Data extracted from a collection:
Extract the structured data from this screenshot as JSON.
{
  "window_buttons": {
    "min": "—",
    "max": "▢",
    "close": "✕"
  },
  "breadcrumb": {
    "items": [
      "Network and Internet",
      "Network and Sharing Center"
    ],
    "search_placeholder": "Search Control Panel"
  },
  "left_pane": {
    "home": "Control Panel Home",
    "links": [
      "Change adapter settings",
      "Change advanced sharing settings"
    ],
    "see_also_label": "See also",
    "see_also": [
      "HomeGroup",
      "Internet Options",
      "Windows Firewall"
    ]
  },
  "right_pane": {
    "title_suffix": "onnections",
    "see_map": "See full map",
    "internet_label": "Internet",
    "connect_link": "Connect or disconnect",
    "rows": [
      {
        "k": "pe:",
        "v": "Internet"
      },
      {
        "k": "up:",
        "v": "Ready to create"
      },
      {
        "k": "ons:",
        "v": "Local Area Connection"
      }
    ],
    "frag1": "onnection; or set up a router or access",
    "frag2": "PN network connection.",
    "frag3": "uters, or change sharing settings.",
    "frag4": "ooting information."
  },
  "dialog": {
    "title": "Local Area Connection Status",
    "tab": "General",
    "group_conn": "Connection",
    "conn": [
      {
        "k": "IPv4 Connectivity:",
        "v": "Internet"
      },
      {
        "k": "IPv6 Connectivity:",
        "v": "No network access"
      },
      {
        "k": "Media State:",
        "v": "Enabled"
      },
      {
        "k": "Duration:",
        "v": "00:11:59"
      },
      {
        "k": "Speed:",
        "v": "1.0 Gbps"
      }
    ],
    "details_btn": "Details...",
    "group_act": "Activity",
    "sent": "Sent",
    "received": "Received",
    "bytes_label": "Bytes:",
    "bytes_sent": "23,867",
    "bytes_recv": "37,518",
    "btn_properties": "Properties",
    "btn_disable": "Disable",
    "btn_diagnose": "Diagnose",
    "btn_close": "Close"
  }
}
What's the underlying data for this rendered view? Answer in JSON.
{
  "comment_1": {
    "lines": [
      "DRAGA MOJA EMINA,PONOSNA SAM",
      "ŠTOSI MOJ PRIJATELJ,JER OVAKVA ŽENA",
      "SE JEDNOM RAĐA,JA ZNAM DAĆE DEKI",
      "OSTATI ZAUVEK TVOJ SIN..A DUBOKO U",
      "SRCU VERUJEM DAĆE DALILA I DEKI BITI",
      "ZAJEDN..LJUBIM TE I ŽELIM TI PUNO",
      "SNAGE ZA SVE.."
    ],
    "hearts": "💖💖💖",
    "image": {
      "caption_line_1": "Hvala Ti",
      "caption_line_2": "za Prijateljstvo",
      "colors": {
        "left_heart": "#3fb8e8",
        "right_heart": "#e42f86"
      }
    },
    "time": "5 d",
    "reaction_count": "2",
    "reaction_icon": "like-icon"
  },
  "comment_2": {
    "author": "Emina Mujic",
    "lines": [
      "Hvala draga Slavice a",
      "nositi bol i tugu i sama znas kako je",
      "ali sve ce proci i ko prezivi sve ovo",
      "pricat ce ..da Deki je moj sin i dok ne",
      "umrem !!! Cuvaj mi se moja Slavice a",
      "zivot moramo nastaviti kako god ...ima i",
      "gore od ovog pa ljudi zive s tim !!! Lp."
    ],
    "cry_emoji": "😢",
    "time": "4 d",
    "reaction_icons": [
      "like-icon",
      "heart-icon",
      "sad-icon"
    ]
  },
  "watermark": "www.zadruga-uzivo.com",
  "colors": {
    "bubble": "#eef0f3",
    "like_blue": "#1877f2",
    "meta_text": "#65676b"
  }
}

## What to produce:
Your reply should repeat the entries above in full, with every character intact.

## Your solution:
Extract the structured data from this screenshot as JSON.
{
  "window_buttons": {
    "min": "—",
    "max": "▢",
    "close": "✕"
  },
  "breadcrumb": {
    "items": [
      "Network and Internet",
      "Network and Sharing Center"
    ],
    "search_placeholder": "Search Control Panel"
  },
  "left_pane": {
    "home": "Control Panel Home",
    "links": [
      "Change adapter settings",
      "Change advanced sharing settings"
    ],
    "see_also_label": "See also",
    "see_also": [
      "HomeGroup",
      "Internet Options",
      "Windows Firewall"
    ]
  },
  "right_pane": {
    "title_suffix": "onnections",
    "see_map": "See full map",
    "internet_label": "Internet",
    "connect_link": "Connect or disconnect",
    "rows": [
      {
        "k": "pe:",
        "v": "Internet"
      },
      {
        "k": "up:",
        "v": "Ready to create"
      },
      {
        "k": "ons:",
        "v": "Local Area Connection"
      }
    ],
    "frag1": "onnection; or set up a router or access",
    "frag2": "PN network connection.",
    "frag3": "uters, or change sharing settings.",
    "frag4": "ooting information."
  },
  "dialog": {
    "title": "Local Area Connection Status",
    "tab": "General",
    "group_conn": "Connection",
    "conn": [
      {
        "k": "IPv4 Connectivity:",
        "v": "Internet"
      },
      {
        "k": "IPv6 Connectivity:",
        "v": "No network access"
      },
      {
        "k": "Media State:",
        "v": "Enabled"
      },
      {
        "k": "Duration:",
        "v": "00:11:59"
      },
      {
        "k": "Speed:",
        "v": "1.0 Gbps"
      }
    ],
    "details_btn": "Details...",
    "group_act": "Activity",
    "sent": "Sent",
    "received": "Received",
    "bytes_label": "Bytes:",
    "bytes_sent": "23,867",
    "bytes_recv": "37,518",
    "btn_properties": "Properties",
    "btn_disable": "Disable",
    "btn_diagnose": "Diagnose",
    "btn_close": "Close"
  }
}
What's the underlying data for this rendered view? Answer in JSON.
{
  "comment_1": {
    "lines": [
      "DRAGA MOJA EMINA,PONOSNA SAM",
      "ŠTOSI MOJ PRIJATELJ,JER OVAKVA ŽENA",
      "SE JEDNOM RAĐA,JA ZNAM DAĆE DEKI",
      "OSTATI ZAUVEK TVOJ SIN..A DUBOKO U",
      "SRCU VERUJEM DAĆE DALILA I DEKI BITI",
      "ZAJEDN..LJUBIM TE I ŽELIM TI PUNO",
      "SNAGE ZA SVE.."
    ],
    "hearts": "💖💖💖",
    "image": {
      "caption_line_1": "Hvala Ti",
      "caption_line_2": "za Prijateljstvo",
      "colors": {
        "left_heart": "#3fb8e8",
        "right_heart": "#e42f86"
      }
    },
    "time": "5 d",
    "reaction_count": "2",
    "reaction_icon": "like-icon"
  },
  "comment_2": {
    "author": "Emina Mujic",
    "lines": [
      "Hvala draga Slavice a",
      "nositi bol i tugu i sama znas kako je",
      "ali sve ce proci i ko prezivi sve ovo",
      "pricat ce ..da Deki je moj sin i dok ne",
      "umrem !!! Cuvaj mi se moja Slavice a",
      "zivot moramo nastaviti kako god ...ima i",
      "gore od ovog pa ljudi zive s tim !!! Lp."
    ],
    "cry_emoji": "😢",
    "time": "4 d",
    "reaction_icons": [
      "like-icon",
      "heart-icon",
      "sad-icon"
    ]
  },
  "watermark": "www.zadruga-uzivo.com",
  "colors": {
    "bubble": "#eef0f3",
    "like_blue": "#1877f2",
    "meta_text": "#65676b"
  }
}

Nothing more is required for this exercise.